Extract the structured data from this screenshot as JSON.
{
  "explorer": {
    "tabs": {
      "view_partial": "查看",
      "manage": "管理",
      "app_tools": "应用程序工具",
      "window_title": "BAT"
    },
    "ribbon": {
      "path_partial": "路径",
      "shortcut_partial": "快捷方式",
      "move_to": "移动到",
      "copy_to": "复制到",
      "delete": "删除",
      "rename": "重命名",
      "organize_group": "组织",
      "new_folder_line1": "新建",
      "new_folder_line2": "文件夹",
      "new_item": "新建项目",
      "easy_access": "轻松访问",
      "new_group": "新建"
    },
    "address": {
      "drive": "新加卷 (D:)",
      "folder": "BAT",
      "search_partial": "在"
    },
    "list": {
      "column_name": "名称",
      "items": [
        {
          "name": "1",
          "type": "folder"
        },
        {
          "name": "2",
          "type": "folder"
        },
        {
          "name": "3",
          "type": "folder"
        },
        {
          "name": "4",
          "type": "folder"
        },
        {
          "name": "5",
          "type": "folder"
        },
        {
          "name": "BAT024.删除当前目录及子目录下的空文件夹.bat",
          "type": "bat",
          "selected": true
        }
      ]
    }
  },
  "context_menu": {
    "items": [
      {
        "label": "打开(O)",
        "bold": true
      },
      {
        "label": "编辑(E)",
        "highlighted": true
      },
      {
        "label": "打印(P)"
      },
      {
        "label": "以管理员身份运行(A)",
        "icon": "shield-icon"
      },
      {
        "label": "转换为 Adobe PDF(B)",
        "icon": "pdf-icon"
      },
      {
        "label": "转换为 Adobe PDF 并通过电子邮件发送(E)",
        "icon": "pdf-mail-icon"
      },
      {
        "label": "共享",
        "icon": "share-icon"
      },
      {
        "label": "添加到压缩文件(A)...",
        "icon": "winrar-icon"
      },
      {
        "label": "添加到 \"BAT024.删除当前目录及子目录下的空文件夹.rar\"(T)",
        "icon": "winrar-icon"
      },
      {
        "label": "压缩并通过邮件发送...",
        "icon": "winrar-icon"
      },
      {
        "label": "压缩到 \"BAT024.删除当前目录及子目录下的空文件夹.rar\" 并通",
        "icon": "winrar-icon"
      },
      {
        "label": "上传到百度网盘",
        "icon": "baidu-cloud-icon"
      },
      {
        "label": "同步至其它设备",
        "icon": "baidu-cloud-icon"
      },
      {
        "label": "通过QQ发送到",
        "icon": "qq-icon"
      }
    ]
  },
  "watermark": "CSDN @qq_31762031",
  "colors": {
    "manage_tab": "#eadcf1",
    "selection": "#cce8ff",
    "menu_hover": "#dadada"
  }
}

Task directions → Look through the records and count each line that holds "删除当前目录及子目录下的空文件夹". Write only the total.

Solution to this exercise → 3